By Dave Esser
Knowledge of weather is vital to conducting safe flight operations, and the more a pilot knows about the workings of weather, the better. This article concludes the year-long series of articles by Dave Esser explaining weather phenomenon. Woman Pilot has been honored to bring you his interesting and informative explanations. We hope to continue bringing you more of his writing in future issues. Dave is a professor of aeronautical science at Embry-Riddle Aeronautical University. He can be contacted by email at email@example.com, or by phone at 904-226-6987 if you have an aviation-related question or topic you would like addressed.
Over the past century, hurricane related deaths have decreased drastically as tracking methods have improved. Unfortunately, hurricane related property damage has increased dramatically as communities developed in desirable but potentially dangerous coastal areas. The weather satellite is the greatest tool for predicting hurricanes. Before the 1960s the only way to monitor hurricane movement at sea was to listen to radio reports from unfortunate ships that had sailed into them. How do these fascinating and deadly storms form and how is their movement forecast?

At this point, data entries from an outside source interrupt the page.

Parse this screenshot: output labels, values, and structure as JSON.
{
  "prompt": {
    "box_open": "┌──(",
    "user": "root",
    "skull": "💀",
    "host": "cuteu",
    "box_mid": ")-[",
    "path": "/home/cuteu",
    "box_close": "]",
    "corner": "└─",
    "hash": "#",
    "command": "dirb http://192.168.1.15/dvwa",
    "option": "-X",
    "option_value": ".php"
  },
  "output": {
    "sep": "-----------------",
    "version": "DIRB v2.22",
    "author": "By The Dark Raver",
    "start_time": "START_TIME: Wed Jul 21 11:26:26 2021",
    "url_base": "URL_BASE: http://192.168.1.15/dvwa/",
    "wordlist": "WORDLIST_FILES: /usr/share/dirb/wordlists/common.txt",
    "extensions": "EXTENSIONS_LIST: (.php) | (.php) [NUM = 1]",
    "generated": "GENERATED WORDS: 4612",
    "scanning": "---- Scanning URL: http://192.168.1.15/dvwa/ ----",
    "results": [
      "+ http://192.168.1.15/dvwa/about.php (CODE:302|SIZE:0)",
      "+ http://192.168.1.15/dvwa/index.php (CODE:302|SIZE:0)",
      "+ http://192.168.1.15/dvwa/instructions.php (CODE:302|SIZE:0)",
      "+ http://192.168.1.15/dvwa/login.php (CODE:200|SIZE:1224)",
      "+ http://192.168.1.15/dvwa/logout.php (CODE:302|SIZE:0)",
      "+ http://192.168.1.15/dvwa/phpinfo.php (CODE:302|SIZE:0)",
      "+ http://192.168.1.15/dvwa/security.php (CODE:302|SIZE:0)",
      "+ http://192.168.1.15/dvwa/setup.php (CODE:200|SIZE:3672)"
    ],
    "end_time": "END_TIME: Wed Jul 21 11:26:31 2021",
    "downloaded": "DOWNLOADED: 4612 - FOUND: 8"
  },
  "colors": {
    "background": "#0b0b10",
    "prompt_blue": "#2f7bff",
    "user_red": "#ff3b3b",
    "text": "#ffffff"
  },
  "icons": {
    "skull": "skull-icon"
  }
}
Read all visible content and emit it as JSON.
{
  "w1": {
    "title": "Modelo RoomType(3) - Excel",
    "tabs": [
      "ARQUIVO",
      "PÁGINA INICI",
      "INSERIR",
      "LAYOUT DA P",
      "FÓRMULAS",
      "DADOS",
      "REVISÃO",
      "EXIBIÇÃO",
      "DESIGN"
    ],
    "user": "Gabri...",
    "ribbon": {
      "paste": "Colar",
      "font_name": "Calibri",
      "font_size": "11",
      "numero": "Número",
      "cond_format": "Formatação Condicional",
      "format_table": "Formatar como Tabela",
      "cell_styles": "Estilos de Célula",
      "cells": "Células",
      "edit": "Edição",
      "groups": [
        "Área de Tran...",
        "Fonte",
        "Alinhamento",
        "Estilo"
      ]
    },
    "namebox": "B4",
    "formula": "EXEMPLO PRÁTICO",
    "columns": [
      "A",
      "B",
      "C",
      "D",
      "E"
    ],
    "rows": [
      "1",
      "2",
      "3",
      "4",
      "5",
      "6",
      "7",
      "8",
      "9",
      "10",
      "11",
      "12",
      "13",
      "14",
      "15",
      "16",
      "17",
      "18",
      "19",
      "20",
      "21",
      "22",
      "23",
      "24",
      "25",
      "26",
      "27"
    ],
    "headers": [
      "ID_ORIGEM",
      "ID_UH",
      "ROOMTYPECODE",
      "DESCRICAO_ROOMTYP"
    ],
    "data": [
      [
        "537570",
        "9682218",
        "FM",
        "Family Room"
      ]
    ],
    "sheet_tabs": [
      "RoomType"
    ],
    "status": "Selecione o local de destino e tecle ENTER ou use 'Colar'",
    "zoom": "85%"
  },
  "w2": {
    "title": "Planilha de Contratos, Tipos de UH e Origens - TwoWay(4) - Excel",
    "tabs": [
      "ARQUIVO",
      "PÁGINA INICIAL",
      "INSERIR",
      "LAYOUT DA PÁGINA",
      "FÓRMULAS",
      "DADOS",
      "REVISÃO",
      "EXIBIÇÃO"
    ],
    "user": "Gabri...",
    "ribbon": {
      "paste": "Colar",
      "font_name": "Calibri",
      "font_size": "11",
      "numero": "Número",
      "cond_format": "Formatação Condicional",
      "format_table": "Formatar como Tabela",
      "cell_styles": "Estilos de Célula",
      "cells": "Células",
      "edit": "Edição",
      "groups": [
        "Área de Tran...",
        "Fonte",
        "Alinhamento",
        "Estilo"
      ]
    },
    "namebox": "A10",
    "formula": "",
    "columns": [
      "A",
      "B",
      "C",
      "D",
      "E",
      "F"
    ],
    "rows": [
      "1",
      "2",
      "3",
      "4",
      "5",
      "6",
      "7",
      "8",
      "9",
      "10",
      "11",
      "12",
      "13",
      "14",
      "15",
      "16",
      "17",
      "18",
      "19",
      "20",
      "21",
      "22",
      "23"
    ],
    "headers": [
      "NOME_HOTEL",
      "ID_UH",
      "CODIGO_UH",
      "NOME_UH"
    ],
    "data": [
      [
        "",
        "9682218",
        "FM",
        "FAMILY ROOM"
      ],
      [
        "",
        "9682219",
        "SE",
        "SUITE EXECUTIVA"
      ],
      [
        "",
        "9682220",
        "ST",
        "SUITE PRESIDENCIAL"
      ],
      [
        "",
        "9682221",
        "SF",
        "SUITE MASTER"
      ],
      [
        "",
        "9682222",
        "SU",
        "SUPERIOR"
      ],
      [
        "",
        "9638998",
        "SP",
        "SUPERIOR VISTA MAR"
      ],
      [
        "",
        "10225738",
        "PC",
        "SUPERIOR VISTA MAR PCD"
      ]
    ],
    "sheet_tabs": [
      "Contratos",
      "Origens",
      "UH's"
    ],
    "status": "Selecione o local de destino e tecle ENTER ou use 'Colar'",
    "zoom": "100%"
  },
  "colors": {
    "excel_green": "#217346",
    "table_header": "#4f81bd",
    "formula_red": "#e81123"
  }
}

Warm ocean water provides the energy source for a hurricane. This is why hurricanes form in the summer months in the warmth of the Gulf of Mexico and the southeastern Atlantic ocean. The first stage of a hurricane is a tropical wave. The continent of Africa creates thermal low-pressure areas, spawned from high temperatures in the inter-tropical convergence zone around the equator. As this disturbance moves eastward into the south Atlantic, it is fed by evaporating warm water. As the evaporating water adds heat to the lower atmospheric levels, the higher temperatures decrease air density. The lower density air then rises and, in turn, the rising air pattern lowers the surface pressure. In areas north of the equator, the Coriolis effect results in faster counter-clockwise wind flow as surface pressure drops. If the conditions are right, the area deepens (the pressure decreases) until the isobars (lines of equal pressure) form a closed pattern around the disturbance, which is then called a tropical depression. Storm intensity is categorized by the maximum sustained winds in the depression. When the upward-circulating air reaches the tropopause, some of the airflow will vent into the upper levels of the atmosphere, and some will be recirculated downward in the “eye” of the storm. The eye is created by the downward airflow stifling cloud development, and is also the place where the strongest winds are found.
As the hurricane’s eye passes over a particular location, the wind speed will drop and the sky will clear. This lull, however, is temporary. The wind, just as strong but in the opposite direction, will soon return as the other side of the eye wall moves over the location.
When sustained wind speeds in a tropical depression reach 39 mph, the tropical storm threshold is reached and the storm is given a name. By international agreement, Atlantic storms are named alphabetically using names of both genders. Tropical storm names can be reused in later seasons, unless a storm has caused a significant number of casualties. In those cases the storm name is retired. Storms in the Pacific follow the same system, but use different names than those in the Atlantic. A hurricane that forms in the Asian Pacific, across the international date line, is called a typhoon.
When sustained wind speeds reach 74 mph, a stage 1 hurricane is born. The highest category in the Saffir-Simpson Hurricane Intensity scale is stage 5, when top wind speeds reach 155 mph. Three things will inhibit a hurricane: strong upper level winds, rough terrain, and cold water. Strong upper level winds will shear or tear off the top of the storm destroying the organized circulation. If the storm passes over land, the friction of the topography can interfere with the wind pattern. As a storm moves north into colder temperatures, the warm water energy source is shut off and the storm will dissipate.
Hurricane observations from satellites are augmented by wind speed and pressure measurements from aircraft flying through the storm. In an average year the Atlantic may have 12 named tropical storms. Nine of these may form hurricanes, six of which may become strong hurricanes. Global warming and particularly wet African rainy seasons can increase the number of storms. A strong El Nino year can reduce the frequency of Atlantic storms; a La Nina year can have the opposite effect. As forecasters sharpen their ability to predict hurricanes, more lives will be saved. Unfortunately, property damage is likely to increase if coastal communities continue to develop at present rates.